> _REQUIREMENT_
Which lines of the data include the string "JSON"? List them all.
*** INPUT FOR THIS TASK Section Begins ***
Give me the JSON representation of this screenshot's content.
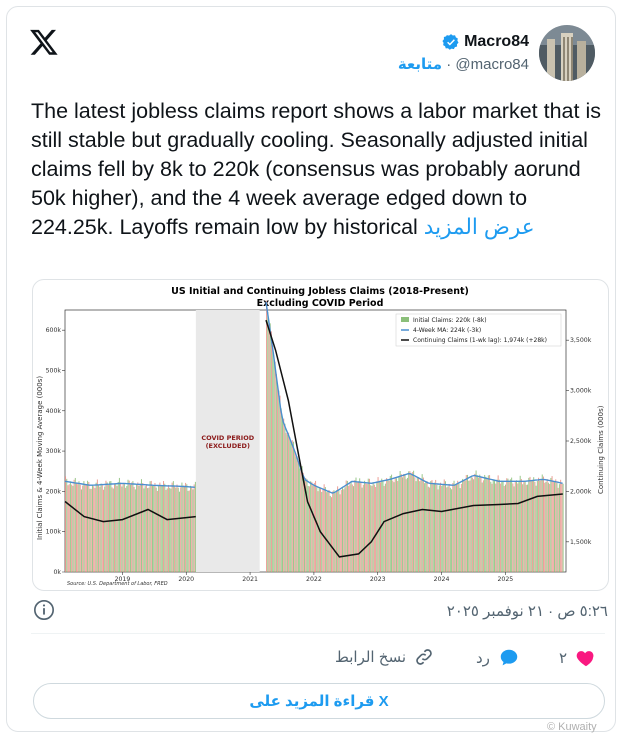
{
  "author": {
    "display_name": "Macro84",
    "handle": "@macro84",
    "separator": "·",
    "follow_label": "متابعة",
    "verified_icon": "verified-badge-icon"
  },
  "tweet": {
    "text": "The latest jobless claims report shows a labor market that is still stable but gradually cooling. Seasonally adjusted initial claims fell by 8k to 220k (consensus was probably aorund 50k higher), and the 4 week average edged down to 224.25k. Layoffs remain low by historical",
    "show_more": "عرض المزيد",
    "timestamp": "٥:٢٦ ص · ٢١ نوفمبر ٢٠٢٥"
  },
  "actions": {
    "like_count": "٢",
    "reply_label": "رد",
    "copy_link_label": "نسخ الرابط",
    "read_more_label": "قراءة المزيد على X"
  },
  "watermark": "© Kuwaity",
  "colors": {
    "accent": "#1d9bf0",
    "like": "#f91880",
    "muted": "#536471"
  },
  "chart_data": {
    "type": "bar",
    "title": "US Initial and Continuing Jobless Claims (2018-Present)",
    "subtitle": "Excluding COVID Period",
    "ylabel_left": "Initial Claims & 4-Week Moving Average (000s)",
    "ylabel_right": "Continuing Claims (000s)",
    "source": "Source: U.S. Department of Labor, FRED",
    "shaded_label": "COVID PERIOD (EXCLUDED)",
    "left_ticks": [
      "0k",
      "100k",
      "200k",
      "300k",
      "400k",
      "500k",
      "600k"
    ],
    "right_ticks": [
      "1,500k",
      "2,000k",
      "2,500k",
      "3,000k",
      "3,500k"
    ],
    "x_ticks": [
      "2019",
      "2020",
      "2021",
      "2022",
      "2023",
      "2024",
      "2025"
    ],
    "legend": [
      "Initial Claims: 220k (-8k)",
      "4-Week MA: 224k (-3k)",
      "Continuing Claims (1-wk lag): 1,974k (+28k)"
    ],
    "ylim_left": [
      0,
      650
    ],
    "ylim_right": [
      1200,
      3800
    ],
    "xlim": [
      2018.1,
      2025.95
    ],
    "covid_excluded": [
      2020.15,
      2021.15
    ],
    "initial_claims": [
      [
        2018.1,
        225
      ],
      [
        2018.5,
        215
      ],
      [
        2019.0,
        220
      ],
      [
        2019.5,
        215
      ],
      [
        2020.0,
        212
      ],
      [
        2020.15,
        210
      ],
      [
        2021.25,
        670
      ],
      [
        2021.35,
        560
      ],
      [
        2021.5,
        380
      ],
      [
        2021.7,
        300
      ],
      [
        2021.85,
        230
      ],
      [
        2022.0,
        215
      ],
      [
        2022.3,
        195
      ],
      [
        2022.6,
        225
      ],
      [
        2022.9,
        220
      ],
      [
        2023.2,
        230
      ],
      [
        2023.5,
        245
      ],
      [
        2023.8,
        220
      ],
      [
        2024.2,
        215
      ],
      [
        2024.5,
        240
      ],
      [
        2024.9,
        225
      ],
      [
        2025.3,
        225
      ],
      [
        2025.6,
        230
      ],
      [
        2025.9,
        220
      ]
    ],
    "continuing_claims": [
      [
        2018.1,
        1900
      ],
      [
        2018.4,
        1750
      ],
      [
        2018.7,
        1700
      ],
      [
        2019.0,
        1720
      ],
      [
        2019.4,
        1820
      ],
      [
        2019.7,
        1720
      ],
      [
        2020.0,
        1740
      ],
      [
        2020.15,
        1750
      ],
      [
        2021.25,
        3700
      ],
      [
        2021.4,
        3400
      ],
      [
        2021.6,
        2900
      ],
      [
        2021.75,
        2400
      ],
      [
        2021.9,
        1900
      ],
      [
        2022.1,
        1600
      ],
      [
        2022.4,
        1350
      ],
      [
        2022.7,
        1380
      ],
      [
        2022.9,
        1500
      ],
      [
        2023.1,
        1700
      ],
      [
        2023.4,
        1780
      ],
      [
        2023.7,
        1820
      ],
      [
        2024.0,
        1800
      ],
      [
        2024.5,
        1860
      ],
      [
        2024.9,
        1870
      ],
      [
        2025.2,
        1880
      ],
      [
        2025.5,
        1950
      ],
      [
        2025.9,
        1974
      ]
    ]
  }
}
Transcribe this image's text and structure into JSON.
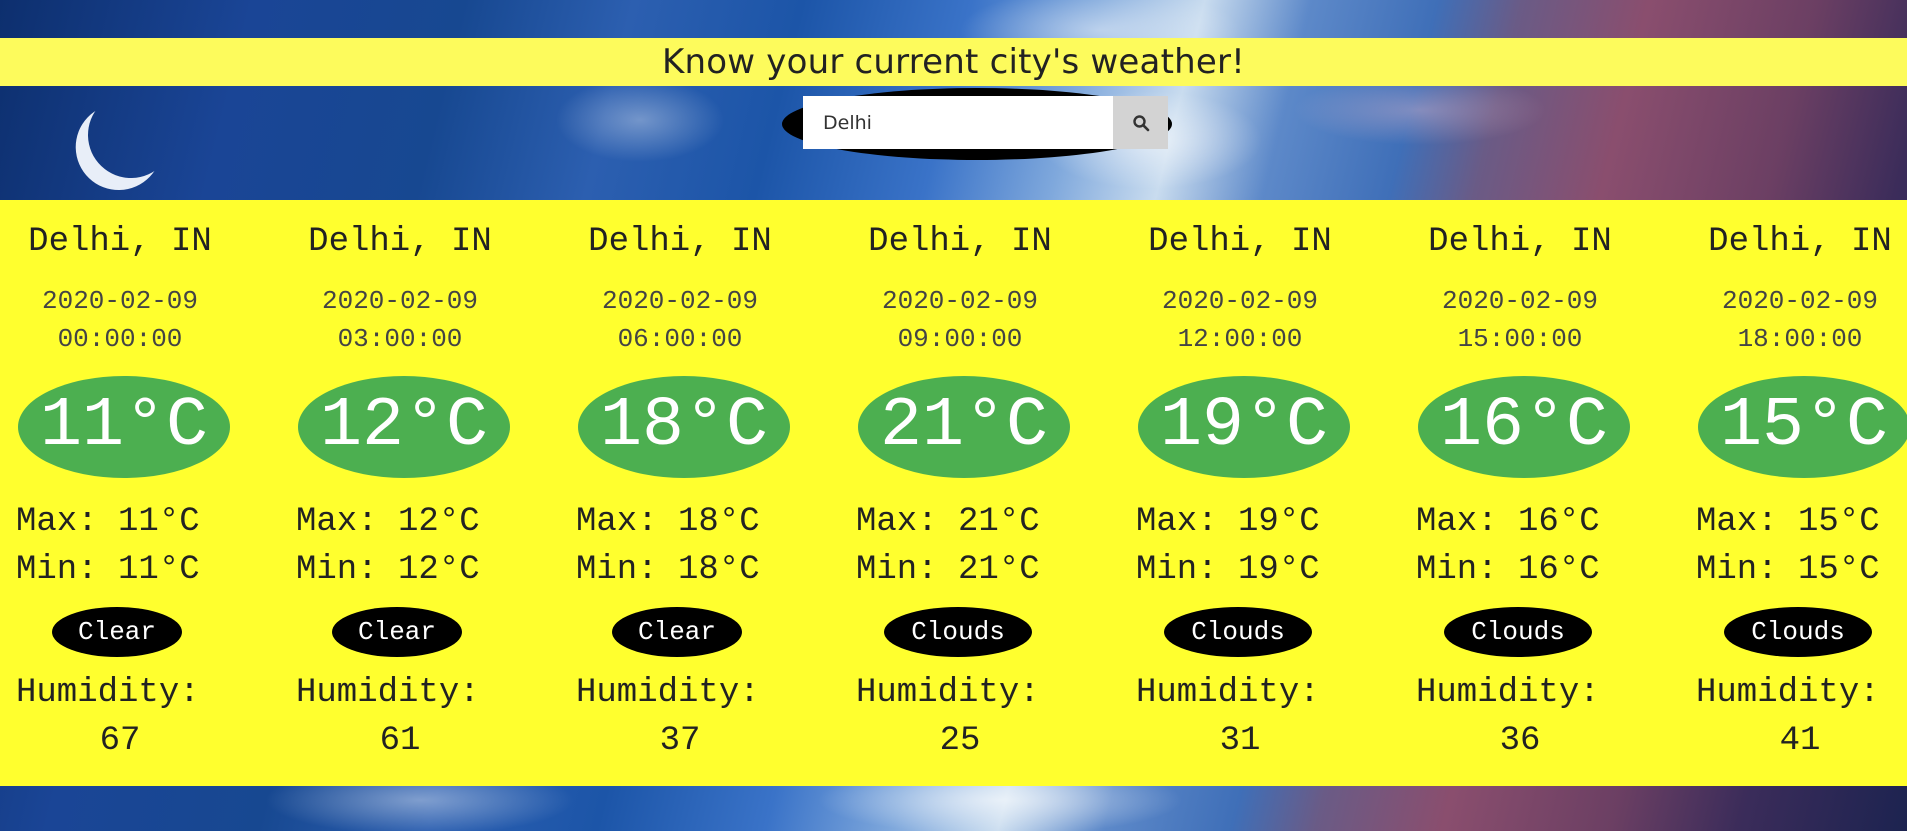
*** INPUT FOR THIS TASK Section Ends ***
> _EXPECTED ANSWER_
Give me the JSON representation of this screenshot's content.
Transcribe this image's text and structure into JSON.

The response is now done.